Iceland’s Minister of Foreign Affairs Mr Gudlaugur Thór Thórdarson, visited the NATO CCDCOE and met with Director Colonel Jaak Tarien for a briefing and candid discussions on the future of cyber defence.
„There is much more to cyber than technology,“ said Col Tarien. “Small states see clearly the benefit of cooperation in cyber defence.”
“Visiting NATO Centre of Excellence for Cyber Defence has been one of the highlights of my stay in Tallinn. The excellent work done here is truly impressive,” said Mr Gudlaugur Thór Thórdarson. “Estonia is the leader on cyber security and as such the country is a prime example of how smaller countries can specialize in certain areas making considerable contribution to our security.”
During his visit, the Foreign Minister also met with his counterpart Mr Urmas Reinsalu, Minister of Foreign Trade and Information Technology Mr Kaimar Karu, and Permanent Secretary of the Ministry of Defence Mr Kristjan Prikk.
The NATO Cooperative Cyber Defence Centre of Excellence (NATO CCDCOE) is a NATO-accredited knowledge hub, think-tank and training facility.

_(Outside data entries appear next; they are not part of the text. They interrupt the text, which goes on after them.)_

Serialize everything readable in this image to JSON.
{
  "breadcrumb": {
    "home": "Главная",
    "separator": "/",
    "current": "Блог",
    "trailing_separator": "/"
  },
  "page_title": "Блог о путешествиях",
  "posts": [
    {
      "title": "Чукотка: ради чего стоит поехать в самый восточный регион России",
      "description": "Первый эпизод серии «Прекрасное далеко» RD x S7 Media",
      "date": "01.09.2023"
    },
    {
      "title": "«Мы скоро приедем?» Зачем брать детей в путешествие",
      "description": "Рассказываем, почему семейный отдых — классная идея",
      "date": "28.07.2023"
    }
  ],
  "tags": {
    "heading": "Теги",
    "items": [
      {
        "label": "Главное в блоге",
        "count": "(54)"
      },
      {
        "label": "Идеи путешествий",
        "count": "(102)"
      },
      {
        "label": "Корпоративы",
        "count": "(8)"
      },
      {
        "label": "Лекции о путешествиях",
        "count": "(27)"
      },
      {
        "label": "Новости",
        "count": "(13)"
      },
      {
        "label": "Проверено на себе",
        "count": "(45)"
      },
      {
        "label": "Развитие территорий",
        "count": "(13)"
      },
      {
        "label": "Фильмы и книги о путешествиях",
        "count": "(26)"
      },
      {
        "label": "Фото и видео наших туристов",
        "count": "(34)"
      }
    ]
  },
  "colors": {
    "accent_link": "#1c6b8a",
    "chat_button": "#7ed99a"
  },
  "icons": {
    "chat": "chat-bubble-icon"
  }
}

The international military organisation focuses on interdisciplinary applied research and development, as well as consultations, trainings and exercises in the field of cyber security.
The heart of the Centre is a diverse group of international experts from 25 nations, including legal scholars, policy and strategy experts as well as technology researchers with military, government and industry backgrounds.
The Centre is staffed and financed by its member nations – Austria, Belgium, Bulgaria, the Czech Republic, Denmark, Estonia, Finland, France, Germany, Greece, Hungary, Italy, Latvia, Lithuania, the Netherlands, Norway, Poland, Portugal, Romania, Slovakia, Spain, Sweden, Turkey, the United Kingdom and the United States. Australia, Luxembourg, Canada, Japan, Ireland, Montenegro, Slovenia, Switzerland and South Korea are also on the path of joining the Centre.